This project used the series of polio epidemics in communist Hungary to understand the response to a global public health emergency in the midst of an international political crisis. It argued that despite the antagonistic international atmosphere of the 1950s, spaces of transnational corporation between blocks emerged to tackle a common health crisis. At the same time, Iron Curtain, Iron Lungs showed that epidemic concepts and policies were largely influenced by the very Cold War rhetorics that this medical and political cooperation transcended.

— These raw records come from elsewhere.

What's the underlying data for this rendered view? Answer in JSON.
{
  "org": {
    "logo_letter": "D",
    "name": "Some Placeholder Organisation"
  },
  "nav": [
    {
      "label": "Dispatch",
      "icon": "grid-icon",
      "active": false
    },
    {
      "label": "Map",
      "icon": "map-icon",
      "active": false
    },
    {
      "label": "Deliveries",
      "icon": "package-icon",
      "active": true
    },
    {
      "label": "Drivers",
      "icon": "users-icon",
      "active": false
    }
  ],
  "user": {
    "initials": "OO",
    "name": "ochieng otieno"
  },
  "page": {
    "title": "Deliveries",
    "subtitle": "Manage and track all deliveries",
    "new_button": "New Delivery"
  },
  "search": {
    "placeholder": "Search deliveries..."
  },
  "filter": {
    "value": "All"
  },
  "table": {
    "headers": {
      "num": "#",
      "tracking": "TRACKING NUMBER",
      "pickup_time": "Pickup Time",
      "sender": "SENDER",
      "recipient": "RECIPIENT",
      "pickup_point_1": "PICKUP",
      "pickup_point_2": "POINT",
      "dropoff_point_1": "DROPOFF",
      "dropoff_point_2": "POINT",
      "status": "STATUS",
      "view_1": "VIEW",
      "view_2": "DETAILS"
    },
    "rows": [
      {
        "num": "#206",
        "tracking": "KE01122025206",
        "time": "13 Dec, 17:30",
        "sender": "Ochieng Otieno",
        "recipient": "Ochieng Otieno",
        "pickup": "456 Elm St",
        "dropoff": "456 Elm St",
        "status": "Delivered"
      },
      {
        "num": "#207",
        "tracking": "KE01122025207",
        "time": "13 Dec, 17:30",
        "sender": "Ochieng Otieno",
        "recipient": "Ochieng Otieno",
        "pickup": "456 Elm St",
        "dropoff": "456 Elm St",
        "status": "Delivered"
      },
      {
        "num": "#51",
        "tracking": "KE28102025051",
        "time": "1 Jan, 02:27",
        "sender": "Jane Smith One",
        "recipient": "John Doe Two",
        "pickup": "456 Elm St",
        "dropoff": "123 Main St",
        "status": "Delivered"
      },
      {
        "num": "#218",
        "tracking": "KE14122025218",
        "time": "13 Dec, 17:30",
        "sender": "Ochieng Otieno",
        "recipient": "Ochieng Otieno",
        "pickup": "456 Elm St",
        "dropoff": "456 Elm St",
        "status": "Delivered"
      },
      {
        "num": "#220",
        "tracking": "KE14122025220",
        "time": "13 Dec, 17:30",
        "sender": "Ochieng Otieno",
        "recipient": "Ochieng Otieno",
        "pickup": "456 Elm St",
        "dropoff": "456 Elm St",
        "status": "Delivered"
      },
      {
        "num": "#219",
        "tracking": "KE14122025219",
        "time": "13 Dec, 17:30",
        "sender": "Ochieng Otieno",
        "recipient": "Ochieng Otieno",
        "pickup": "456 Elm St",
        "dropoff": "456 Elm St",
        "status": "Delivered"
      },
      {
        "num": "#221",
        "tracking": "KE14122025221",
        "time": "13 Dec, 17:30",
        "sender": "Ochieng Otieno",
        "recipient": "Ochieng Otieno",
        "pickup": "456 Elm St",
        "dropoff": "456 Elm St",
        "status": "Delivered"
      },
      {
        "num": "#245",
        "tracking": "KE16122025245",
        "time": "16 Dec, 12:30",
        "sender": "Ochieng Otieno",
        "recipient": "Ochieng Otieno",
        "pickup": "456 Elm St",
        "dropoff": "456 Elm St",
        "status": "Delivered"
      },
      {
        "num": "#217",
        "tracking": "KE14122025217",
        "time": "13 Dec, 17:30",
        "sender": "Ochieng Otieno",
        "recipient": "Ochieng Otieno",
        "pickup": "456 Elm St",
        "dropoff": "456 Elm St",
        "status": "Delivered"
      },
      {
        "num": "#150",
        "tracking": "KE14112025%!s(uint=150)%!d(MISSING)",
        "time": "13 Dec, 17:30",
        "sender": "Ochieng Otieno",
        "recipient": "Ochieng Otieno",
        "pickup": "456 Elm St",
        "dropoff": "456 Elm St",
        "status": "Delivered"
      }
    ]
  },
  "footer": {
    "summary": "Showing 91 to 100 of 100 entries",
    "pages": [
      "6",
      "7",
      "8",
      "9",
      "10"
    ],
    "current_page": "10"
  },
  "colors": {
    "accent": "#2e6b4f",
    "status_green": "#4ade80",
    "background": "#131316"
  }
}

Based on extensive, original research, in national, international, and regional archives, medical and popular literature, hospital documents, memoirs, and oral history interviews, Iron Curtain, Iron Lungs narrated the history of polio in Hungary at multiple registers. On an international level, it asked how Cold War divisions can be re-evaluated when viewed through the lens of a disease that disregarded borders and ideologies. On a national level, it investigated how post-war societies and nascent political systems dealt with an epidemic that worked against their modernist projects. On an individual level, it raised questions about definitions of treatment, authority of care, and investigated the boundary between professional and lay knowledge.
The dissertation resulting from this project was awarded the ICOHTEC Young Scholar Book Prize 2014 by the International Committee for the History of Technology.